- _Entries supplied_:
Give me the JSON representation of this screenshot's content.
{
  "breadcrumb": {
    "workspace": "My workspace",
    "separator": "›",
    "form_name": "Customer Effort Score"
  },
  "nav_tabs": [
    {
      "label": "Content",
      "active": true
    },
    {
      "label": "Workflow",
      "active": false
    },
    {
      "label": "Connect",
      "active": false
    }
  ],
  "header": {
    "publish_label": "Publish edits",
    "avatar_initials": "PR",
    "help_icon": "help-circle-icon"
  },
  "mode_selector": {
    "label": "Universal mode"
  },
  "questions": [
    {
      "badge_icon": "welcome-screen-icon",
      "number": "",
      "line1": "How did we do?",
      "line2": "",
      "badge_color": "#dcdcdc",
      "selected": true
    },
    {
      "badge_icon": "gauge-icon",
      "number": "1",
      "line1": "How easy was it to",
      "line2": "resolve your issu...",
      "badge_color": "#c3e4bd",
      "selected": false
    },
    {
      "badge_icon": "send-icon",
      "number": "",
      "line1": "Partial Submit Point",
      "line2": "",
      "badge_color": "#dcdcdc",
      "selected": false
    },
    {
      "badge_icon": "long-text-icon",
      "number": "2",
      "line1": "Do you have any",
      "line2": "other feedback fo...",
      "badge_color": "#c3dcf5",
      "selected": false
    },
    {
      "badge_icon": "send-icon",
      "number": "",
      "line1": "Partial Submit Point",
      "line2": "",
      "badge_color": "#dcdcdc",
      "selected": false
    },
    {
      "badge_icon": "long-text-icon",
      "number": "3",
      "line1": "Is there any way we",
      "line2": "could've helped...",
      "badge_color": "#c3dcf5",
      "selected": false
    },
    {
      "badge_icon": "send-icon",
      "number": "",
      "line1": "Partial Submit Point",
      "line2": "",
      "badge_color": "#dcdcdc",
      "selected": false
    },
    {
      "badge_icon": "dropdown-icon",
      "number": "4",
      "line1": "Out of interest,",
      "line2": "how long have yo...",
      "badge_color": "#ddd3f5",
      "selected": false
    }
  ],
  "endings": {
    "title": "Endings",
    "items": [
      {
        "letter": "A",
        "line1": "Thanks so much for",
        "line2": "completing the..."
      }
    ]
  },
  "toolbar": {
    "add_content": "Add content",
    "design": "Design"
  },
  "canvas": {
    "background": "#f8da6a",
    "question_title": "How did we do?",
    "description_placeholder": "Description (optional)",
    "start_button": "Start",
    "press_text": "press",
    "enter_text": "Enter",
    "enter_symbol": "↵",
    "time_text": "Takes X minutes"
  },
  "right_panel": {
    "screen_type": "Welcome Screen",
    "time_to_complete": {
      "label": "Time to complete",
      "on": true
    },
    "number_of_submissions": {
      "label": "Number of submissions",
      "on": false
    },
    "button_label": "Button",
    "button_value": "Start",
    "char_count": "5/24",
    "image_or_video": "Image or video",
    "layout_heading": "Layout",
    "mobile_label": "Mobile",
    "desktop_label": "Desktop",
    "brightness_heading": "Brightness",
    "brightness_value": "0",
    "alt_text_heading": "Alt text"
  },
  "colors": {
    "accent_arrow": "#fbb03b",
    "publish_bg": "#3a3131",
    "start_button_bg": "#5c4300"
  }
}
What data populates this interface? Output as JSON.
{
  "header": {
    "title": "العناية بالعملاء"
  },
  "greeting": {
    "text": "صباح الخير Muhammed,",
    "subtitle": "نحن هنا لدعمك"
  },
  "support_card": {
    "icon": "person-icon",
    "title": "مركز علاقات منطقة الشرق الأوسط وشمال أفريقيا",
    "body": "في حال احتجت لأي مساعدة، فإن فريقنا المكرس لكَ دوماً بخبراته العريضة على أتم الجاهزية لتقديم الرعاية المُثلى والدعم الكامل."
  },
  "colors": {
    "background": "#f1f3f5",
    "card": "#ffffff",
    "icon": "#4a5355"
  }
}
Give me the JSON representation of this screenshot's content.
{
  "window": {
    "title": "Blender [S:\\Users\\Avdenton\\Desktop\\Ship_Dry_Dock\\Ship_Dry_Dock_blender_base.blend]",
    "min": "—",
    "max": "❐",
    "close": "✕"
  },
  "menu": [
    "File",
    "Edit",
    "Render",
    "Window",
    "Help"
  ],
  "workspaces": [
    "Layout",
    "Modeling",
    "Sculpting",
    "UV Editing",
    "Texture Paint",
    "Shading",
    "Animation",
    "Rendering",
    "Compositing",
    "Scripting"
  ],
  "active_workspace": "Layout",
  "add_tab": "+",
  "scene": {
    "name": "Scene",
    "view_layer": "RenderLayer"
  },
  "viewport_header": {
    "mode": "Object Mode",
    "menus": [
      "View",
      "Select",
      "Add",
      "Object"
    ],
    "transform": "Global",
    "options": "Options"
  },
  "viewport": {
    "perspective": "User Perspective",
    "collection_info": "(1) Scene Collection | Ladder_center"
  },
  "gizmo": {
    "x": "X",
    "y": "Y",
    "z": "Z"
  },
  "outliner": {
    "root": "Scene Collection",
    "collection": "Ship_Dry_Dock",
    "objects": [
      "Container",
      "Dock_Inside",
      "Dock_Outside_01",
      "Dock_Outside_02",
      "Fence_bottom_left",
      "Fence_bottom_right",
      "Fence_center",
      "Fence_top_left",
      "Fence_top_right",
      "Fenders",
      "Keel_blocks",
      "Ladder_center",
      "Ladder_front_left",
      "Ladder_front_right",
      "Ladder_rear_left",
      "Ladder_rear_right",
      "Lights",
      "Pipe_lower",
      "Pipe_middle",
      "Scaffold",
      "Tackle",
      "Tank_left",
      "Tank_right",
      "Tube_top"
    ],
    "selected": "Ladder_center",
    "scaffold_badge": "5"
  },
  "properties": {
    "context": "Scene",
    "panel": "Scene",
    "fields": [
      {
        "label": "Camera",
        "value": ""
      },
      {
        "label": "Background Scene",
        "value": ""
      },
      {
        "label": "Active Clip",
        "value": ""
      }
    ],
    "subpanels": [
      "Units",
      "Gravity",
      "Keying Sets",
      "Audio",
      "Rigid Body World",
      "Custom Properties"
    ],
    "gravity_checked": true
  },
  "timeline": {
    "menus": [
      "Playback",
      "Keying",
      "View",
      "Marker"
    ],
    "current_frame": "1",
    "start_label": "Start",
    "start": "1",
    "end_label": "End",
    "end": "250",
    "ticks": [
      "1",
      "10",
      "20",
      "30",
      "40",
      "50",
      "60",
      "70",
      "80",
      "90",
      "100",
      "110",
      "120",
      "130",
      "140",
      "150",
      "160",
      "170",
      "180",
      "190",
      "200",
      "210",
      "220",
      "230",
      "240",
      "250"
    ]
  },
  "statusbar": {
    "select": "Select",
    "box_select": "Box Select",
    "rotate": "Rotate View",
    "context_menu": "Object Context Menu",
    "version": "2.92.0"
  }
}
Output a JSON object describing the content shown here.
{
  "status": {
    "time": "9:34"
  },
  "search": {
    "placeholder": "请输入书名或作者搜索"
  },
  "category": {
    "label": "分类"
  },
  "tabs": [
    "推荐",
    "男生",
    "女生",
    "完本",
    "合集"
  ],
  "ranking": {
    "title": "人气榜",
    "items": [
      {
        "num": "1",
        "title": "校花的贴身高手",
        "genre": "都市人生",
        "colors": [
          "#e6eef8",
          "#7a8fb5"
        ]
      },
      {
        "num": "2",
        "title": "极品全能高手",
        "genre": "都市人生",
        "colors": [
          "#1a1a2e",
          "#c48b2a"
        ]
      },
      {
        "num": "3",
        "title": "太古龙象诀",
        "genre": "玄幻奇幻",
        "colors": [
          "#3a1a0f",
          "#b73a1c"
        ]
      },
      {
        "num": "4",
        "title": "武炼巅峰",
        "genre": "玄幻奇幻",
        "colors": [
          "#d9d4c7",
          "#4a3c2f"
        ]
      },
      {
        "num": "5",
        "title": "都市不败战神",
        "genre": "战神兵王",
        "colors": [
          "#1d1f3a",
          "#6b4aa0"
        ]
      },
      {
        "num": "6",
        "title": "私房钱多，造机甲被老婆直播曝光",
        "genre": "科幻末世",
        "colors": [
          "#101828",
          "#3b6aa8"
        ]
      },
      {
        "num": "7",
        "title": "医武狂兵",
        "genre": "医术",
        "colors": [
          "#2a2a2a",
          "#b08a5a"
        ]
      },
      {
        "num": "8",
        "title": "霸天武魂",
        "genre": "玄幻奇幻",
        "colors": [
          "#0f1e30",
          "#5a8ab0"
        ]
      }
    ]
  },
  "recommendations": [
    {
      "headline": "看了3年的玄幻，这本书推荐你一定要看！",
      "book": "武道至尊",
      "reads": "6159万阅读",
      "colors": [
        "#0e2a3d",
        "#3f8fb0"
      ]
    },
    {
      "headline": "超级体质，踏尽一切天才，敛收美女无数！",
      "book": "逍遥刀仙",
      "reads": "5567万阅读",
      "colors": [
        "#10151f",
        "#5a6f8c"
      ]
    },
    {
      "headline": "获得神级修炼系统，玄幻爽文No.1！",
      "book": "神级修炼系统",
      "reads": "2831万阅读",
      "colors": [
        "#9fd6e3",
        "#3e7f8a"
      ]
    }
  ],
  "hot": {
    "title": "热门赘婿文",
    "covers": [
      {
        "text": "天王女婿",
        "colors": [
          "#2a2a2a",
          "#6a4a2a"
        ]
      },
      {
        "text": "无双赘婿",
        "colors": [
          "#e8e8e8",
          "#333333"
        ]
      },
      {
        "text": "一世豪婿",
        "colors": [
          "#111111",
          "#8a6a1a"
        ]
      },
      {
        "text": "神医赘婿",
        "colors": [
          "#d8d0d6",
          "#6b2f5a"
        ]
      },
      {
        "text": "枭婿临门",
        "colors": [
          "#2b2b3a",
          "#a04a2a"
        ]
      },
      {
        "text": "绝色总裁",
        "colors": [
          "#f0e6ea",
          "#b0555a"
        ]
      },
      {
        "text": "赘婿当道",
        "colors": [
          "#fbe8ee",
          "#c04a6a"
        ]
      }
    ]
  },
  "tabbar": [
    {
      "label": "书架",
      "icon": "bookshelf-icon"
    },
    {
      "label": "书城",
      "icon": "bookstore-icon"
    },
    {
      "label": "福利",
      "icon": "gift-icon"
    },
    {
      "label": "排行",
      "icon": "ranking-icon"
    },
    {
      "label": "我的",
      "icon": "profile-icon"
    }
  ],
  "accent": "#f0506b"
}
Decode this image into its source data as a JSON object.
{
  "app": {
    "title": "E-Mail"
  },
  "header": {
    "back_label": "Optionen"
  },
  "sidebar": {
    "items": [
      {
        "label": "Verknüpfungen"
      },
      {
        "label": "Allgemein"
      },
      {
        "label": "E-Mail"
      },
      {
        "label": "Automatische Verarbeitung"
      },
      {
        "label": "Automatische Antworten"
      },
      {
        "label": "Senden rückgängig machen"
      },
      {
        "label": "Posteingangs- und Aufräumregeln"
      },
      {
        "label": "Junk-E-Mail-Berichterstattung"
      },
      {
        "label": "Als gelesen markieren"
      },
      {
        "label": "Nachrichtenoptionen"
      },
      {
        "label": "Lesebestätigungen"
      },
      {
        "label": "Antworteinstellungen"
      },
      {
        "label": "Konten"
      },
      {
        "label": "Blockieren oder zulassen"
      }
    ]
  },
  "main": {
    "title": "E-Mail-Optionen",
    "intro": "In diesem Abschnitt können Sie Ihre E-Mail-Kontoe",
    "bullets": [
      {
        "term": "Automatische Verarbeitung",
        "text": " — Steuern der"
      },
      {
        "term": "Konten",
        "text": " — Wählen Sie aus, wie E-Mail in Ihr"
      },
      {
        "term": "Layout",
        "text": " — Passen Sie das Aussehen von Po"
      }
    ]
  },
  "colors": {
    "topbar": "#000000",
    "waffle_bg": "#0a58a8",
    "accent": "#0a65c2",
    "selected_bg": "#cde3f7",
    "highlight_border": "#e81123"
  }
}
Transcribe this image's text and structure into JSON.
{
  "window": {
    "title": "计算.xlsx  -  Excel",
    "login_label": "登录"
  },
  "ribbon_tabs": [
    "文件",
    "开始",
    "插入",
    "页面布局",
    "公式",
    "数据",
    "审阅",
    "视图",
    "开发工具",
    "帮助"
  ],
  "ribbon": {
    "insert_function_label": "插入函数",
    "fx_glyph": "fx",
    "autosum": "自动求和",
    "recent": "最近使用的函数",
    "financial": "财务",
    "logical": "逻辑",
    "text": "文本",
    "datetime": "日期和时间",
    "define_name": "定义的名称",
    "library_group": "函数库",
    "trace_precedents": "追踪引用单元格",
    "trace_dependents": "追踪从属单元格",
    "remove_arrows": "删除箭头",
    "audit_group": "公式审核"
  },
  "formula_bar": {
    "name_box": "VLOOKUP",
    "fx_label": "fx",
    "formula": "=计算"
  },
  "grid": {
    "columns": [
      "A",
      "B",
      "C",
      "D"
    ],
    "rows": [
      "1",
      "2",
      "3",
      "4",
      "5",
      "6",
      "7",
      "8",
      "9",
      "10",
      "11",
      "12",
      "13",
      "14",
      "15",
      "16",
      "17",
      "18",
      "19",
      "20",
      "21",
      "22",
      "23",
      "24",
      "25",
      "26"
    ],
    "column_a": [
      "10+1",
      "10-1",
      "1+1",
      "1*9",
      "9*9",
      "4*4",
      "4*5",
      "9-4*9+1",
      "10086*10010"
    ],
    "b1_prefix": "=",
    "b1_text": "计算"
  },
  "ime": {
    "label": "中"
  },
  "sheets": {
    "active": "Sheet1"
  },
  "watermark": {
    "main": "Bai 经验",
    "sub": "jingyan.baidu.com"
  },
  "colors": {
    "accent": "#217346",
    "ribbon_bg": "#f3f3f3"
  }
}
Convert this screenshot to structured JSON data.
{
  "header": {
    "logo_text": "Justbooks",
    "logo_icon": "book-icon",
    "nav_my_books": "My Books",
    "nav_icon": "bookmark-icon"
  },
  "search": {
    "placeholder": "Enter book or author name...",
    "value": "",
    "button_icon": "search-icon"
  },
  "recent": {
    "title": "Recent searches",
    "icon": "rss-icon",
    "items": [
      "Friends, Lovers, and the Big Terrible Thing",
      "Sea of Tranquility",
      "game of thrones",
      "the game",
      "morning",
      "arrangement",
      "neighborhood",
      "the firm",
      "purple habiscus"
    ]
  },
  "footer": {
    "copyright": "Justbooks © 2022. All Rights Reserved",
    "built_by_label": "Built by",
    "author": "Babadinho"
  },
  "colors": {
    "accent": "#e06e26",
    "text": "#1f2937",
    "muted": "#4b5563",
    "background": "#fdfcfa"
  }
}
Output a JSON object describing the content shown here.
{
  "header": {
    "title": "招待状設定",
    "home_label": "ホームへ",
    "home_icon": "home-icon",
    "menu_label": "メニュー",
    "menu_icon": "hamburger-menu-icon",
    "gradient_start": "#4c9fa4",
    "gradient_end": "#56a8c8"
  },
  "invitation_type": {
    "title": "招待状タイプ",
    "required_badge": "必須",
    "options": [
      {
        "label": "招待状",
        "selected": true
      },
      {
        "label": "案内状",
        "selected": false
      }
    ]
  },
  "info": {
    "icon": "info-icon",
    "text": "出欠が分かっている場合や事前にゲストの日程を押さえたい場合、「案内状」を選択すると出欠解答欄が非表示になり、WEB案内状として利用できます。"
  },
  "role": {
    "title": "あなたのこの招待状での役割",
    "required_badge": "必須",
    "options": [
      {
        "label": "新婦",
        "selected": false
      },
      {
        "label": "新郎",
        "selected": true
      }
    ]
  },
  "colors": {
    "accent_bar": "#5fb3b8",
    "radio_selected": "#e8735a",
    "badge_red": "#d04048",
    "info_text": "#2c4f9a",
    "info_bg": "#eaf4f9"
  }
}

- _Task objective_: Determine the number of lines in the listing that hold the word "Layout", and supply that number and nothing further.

- _Answer box_: 4